But in a year of intense debate over criminal justice reform, an aggressive education campaign by the American Civil Liberties Union, and extensive candidate forums, the races in Suffolk and Middlesex drew close attention from political observers and law enforcement officials. In Middlesex, the incumbent, Marian Ryan, fended off a challenge from Donna Patalano, a former defense attorney and Suffolk prosecutor.
“I am proud of the grassroots campaign we built to advocate for equitable justice, transparency and accountability in Middlesex County,” Patalano said in a statement. “Though we came up short ... I am proud of the difference we made.”
Ryan had received nearly 54 percent of the vote with 66 percent of precincts reporting.
Last summer, the ACLU of Massachusetts released a poll that showed nearly four in ten voters in the state did not know that district attorneys were elected.
On Tuesday, volunteers for the ACLU, which earlier this year launched a campaign called “What a Difference a DA makes” to spur interest, said many voters were energized over the primary, particularly in Suffolk.
“In my neighborhood, this race is clearly very important,” said Jill Carrier, 66, of Dorchester, who spent the late morning calling voters to remind them about the election. “I’ve never seen more yard signs for the DA.”
In Roxbury, Tony Irving, 62, said he voted for McAuliffe.
“There is no one more progressive than Shannon,” said Irving, a photographer.
Minutes later, his landlord, 56-year-old Ronnie Williams, came out of the Shelburne Community Center on Washington Street wearing a Rachael Rollins T-shirt.
“She’s overqualified, I think,” Williams said. “I think she can run a good DA’s office . . . be more fair than what it has been in the past toward people of color.”
Rollins served as general counsel for the MBTA from 2011 to 2013 and Massport from 2013 to 2015. Before that, she worked at the US Attorney’s office, mostly in the civil division.
Most recently, she was working as a consultant specializing “in securing partnerships for organizations seeking to do business with the state, federal and local government” in Massachusetts and New England, according to her Linkedin page.
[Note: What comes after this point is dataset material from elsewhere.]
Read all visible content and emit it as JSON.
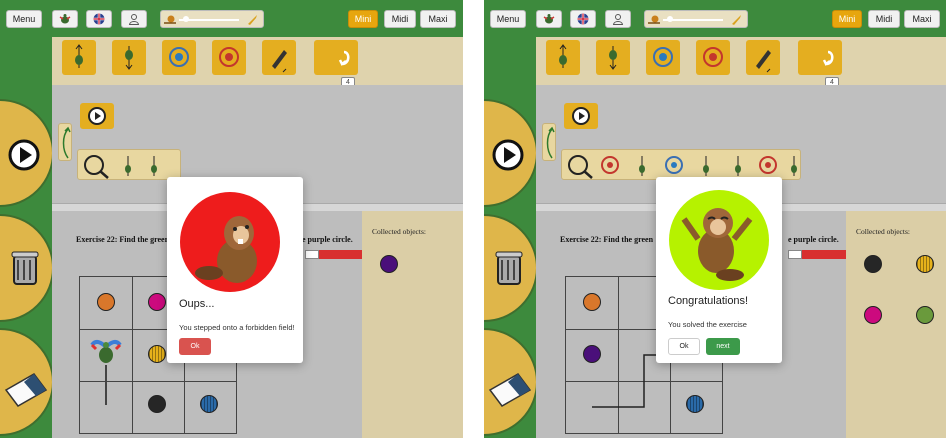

A single mother of a 14-year-old girl, Rollins is also taking care of two nieces over whom she has guardianship. Rollins had been living in Medford, where she owns a house, but said she had recently moved to Roxbury to run for district attorney. She said she had been renting a room in a campaign worker’s home but would find a more permanent place for her family once she won.Michael Levenson and Eric Moskowitz of the Globe staff contributed to this report. Cramer can be reached at firstname.lastname@example.org.